Religion in the widest sense may be defined as man's attitude towards the unseen, and the earliest forms of human thought furnish the clue from which must be traced the development of those great systems of religion that have at different periods been professed by the majority of men. Under the term religion we must include, not only beliefs in unseen spiritual agencies, but numerous customs, superstitions, and myths which have usually been regarded, by both travellers and students, as worthless and degrading, till within a comparatively recent period. Only by taking account of such, and comparing usages common among tribes far removed from the influence of civilisation with survivals in other parts of the world, can we arrive at any definite knowledge regarding the world's earliest systems of thought.

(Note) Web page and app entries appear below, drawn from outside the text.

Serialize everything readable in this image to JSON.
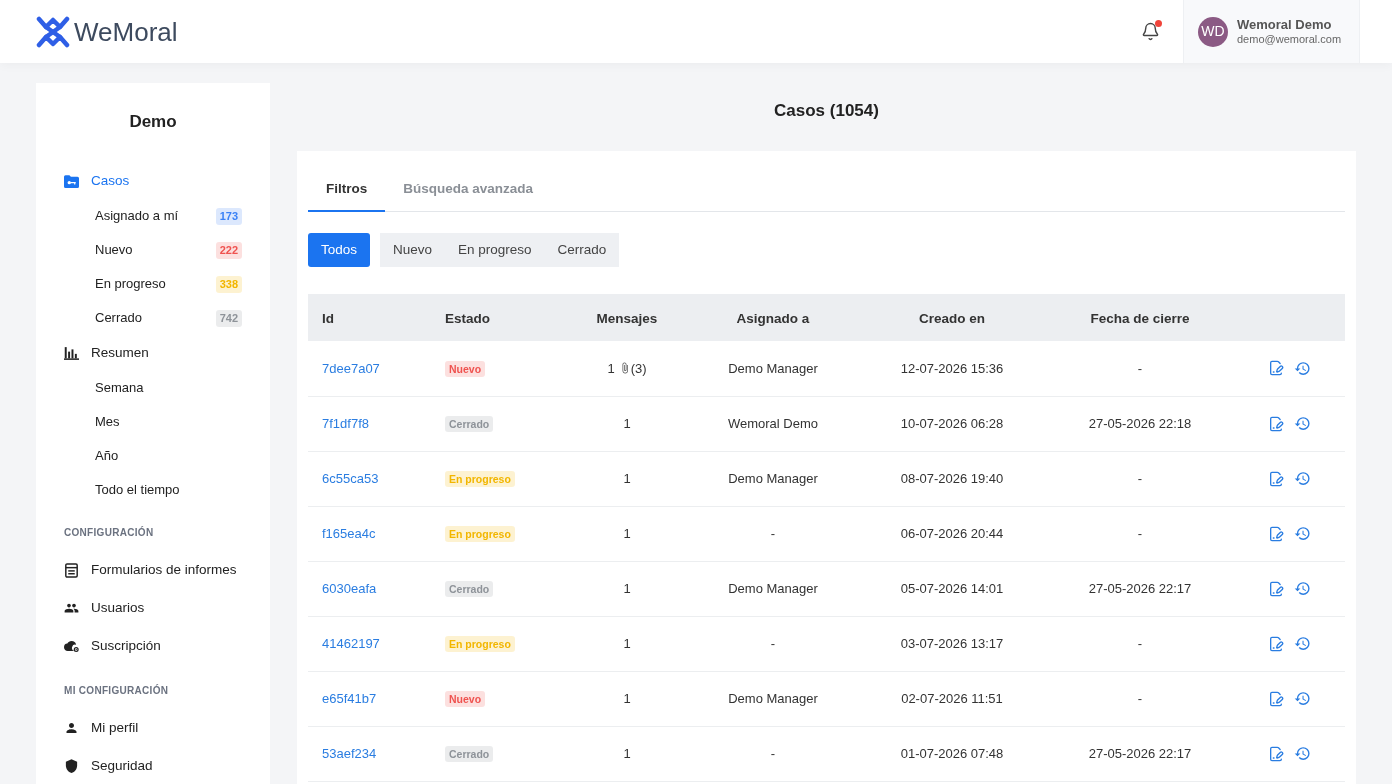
{
  "header": {
    "logo": {
      "text": "WeMoral"
    },
    "notifications": {
      "unread": true
    },
    "user": {
      "initials": "WD",
      "name": "Wemoral Demo",
      "email": "demo@wemoral.com"
    }
  },
  "sidebar": {
    "title": "Demo",
    "sections": [
      {
        "items": [
          {
            "label": "Casos",
            "selected": true,
            "children": [
              {
                "label": "Asignado a mí",
                "count": "173",
                "color": "#3b82f6",
                "selected": false
              },
              {
                "label": "Nuevo",
                "count": "222",
                "color": "#ef5350",
                "selected": false
              },
              {
                "label": "En progreso",
                "count": "338",
                "color": "#f2b600",
                "selected": false
              },
              {
                "label": "Cerrado",
                "count": "742",
                "color": "#8e9399",
                "selected": false
              }
            ]
          },
          {
            "label": "Resumen",
            "selected": false,
            "children": [
              {
                "label": "Semana",
                "selected": false
              },
              {
                "label": "Mes",
                "selected": false
              },
              {
                "label": "Año",
                "selected": false
              },
              {
                "label": "Todo el tiempo",
                "selected": false
              }
            ]
          }
        ]
      },
      {
        "heading": "CONFIGURACIÓN",
        "items": [
          {
            "label": "Formularios de informes",
            "selected": false
          },
          {
            "label": "Usuarios",
            "selected": false
          },
          {
            "label": "Suscripción",
            "selected": false
          }
        ]
      },
      {
        "heading": "MI CONFIGURACIÓN",
        "items": [
          {
            "label": "Mi perfil",
            "selected": false
          },
          {
            "label": "Seguridad",
            "selected": false
          }
        ]
      }
    ]
  },
  "main": {
    "title": "Casos (1054)",
    "tabs": [
      {
        "label": "Filtros",
        "selected": true
      },
      {
        "label": "Búsqueda avanzada",
        "selected": false
      }
    ],
    "filters": [
      {
        "label": "Todos",
        "selected": true
      },
      {
        "label": "Nuevo",
        "selected": false
      },
      {
        "label": "En progreso",
        "selected": false
      },
      {
        "label": "Cerrado",
        "selected": false
      }
    ],
    "table": {
      "columns": [
        "Id",
        "Estado",
        "Mensajes",
        "Asignado a",
        "Creado en",
        "Fecha de cierre"
      ],
      "rows": [
        {
          "id": "7dee7a07",
          "status": {
            "label": "Nuevo",
            "color": "#ef5350"
          },
          "messages": "1",
          "attachments": "(3)",
          "assigned_to": "Demo Manager",
          "created": "12-07-2026 15:36",
          "closed": "-"
        },
        {
          "id": "7f1df7f8",
          "status": {
            "label": "Cerrado",
            "color": "#8e9399"
          },
          "messages": "1",
          "assigned_to": "Wemoral Demo",
          "created": "10-07-2026 06:28",
          "closed": "27-05-2026 22:18"
        },
        {
          "id": "6c55ca53",
          "status": {
            "label": "En progreso",
            "color": "#f2b600"
          },
          "messages": "1",
          "assigned_to": "Demo Manager",
          "created": "08-07-2026 19:40",
          "closed": "-"
        },
        {
          "id": "f165ea4c",
          "status": {
            "label": "En progreso",
            "color": "#f2b600"
          },
          "messages": "1",
          "assigned_to": "-",
          "created": "06-07-2026 20:44",
          "closed": "-"
        },
        {
          "id": "6030eafa",
          "status": {
            "label": "Cerrado",
            "color": "#8e9399"
          },
          "messages": "1",
          "assigned_to": "Demo Manager",
          "created": "05-07-2026 14:01",
          "closed": "27-05-2026 22:17"
        },
        {
          "id": "41462197",
          "status": {
            "label": "En progreso",
            "color": "#f2b600"
          },
          "messages": "1",
          "assigned_to": "-",
          "created": "03-07-2026 13:17",
          "closed": "-"
        },
        {
          "id": "e65f41b7",
          "status": {
            "label": "Nuevo",
            "color": "#ef5350"
          },
          "messages": "1",
          "assigned_to": "Demo Manager",
          "created": "02-07-2026 11:51",
          "closed": "-"
        },
        {
          "id": "53aef234",
          "status": {
            "label": "Cerrado",
            "color": "#8e9399"
          },
          "messages": "1",
          "assigned_to": "-",
          "created": "01-07-2026 07:48",
          "closed": "27-05-2026 22:17"
        }
      ]
    }
  }
}
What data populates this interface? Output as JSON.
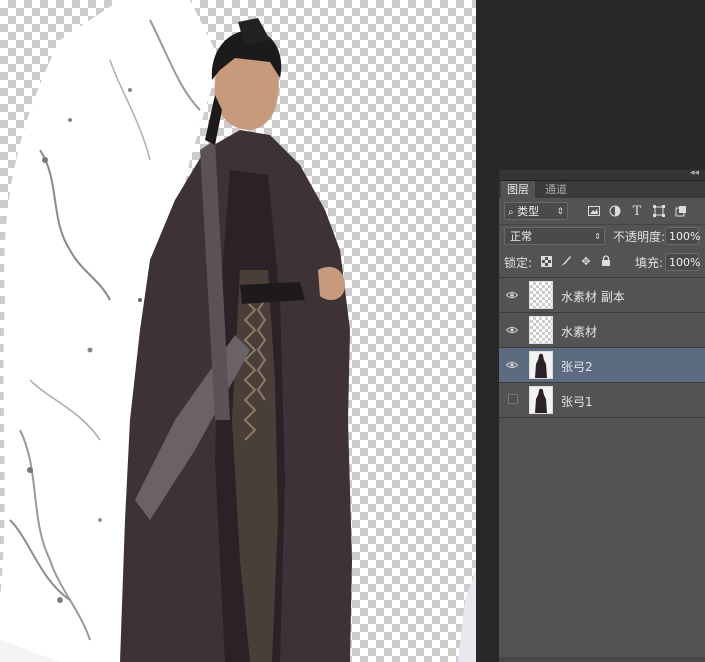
{
  "panel": {
    "tabs": [
      {
        "label": "图层"
      },
      {
        "label": "通道"
      }
    ],
    "collapse_label": "◂◂",
    "filter": {
      "label": "类型",
      "icon": "search-icon"
    },
    "filter_icons": [
      "image-filter-icon",
      "adjustment-filter-icon",
      "type-filter-icon",
      "shape-filter-icon",
      "smart-object-filter-icon"
    ],
    "blend_mode": "正常",
    "opacity_label": "不透明度:",
    "opacity_value": "100%",
    "lock_label": "锁定:",
    "lock_icons": [
      "lock-transparent-icon",
      "lock-image-icon",
      "lock-position-icon",
      "lock-all-icon"
    ],
    "fill_label": "填充:",
    "fill_value": "100%",
    "layers": [
      {
        "name": "水素材 副本",
        "visible": true,
        "selected": false,
        "thumb": "transparent"
      },
      {
        "name": "水素材",
        "visible": true,
        "selected": false,
        "thumb": "transparent"
      },
      {
        "name": "张弓2",
        "visible": true,
        "selected": true,
        "thumb": "person"
      },
      {
        "name": "张弓1",
        "visible": false,
        "selected": false,
        "thumb": "person"
      }
    ]
  },
  "colors": {
    "panel_bg": "#535353",
    "selected_layer": "#5d6b80",
    "app_bg": "#282828",
    "robe": "#3d3236"
  }
}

In both ancient Greece and Italy the union of royal title with priestly functions was common. At Rome the tradition was, that the sacrificial king had been appointed to perform sacred functions formerly belonging to the ruling monarch, after the overthrow of the ancient dynasty and the expulsion of the kings. In republican Athens the second magistrate of the city was called King, and his wife Queen. The functions of both were religious. Other examples will occur to readers familiar with the classics. Such traditions and usages leave no doubt but in very early times kings were not only civil rulers, but also the priests who offered the sacrifices and stood between the worshippers and the unseen world.
The king would thus be revered as the ruler and father of his people who protected and cared for them. He would be also alternately feared and loved as the ghostly intercessor of men, and regarded as himself partaking of the ghostly nature, for the divinity which hedged a king in those days was no empty title, but a sober fact. He was regarded as able to bestow or withhold blessings; to bring blight and curse, and remove them; and so, being above and beyond the control of his subjects, reverence and fear would easily pass into adoration and worship. To us this may appear strange, but it is quite consistent with savage thought. To the savage African or South Sea Islander the world is largely, if not exclusively, worked by supernatural agents, and these act on impulses similar to those which move and influence men, and with which he is familiar in himself and others. Where the forces of nature are under the control of the king-priest, the worshipper sees no limit to his power and the influence he can exert on the course of nature, or even upon the material universe itself, as when a man's father's spirit shakes the earth because the king hurt his toe. He holds converse with the gods. From them come abundant crops, fecundity, success in war, and kindred blessings, and the king who bestows these is regarded as having the god residing in his own person; to the savage man he is himself divine.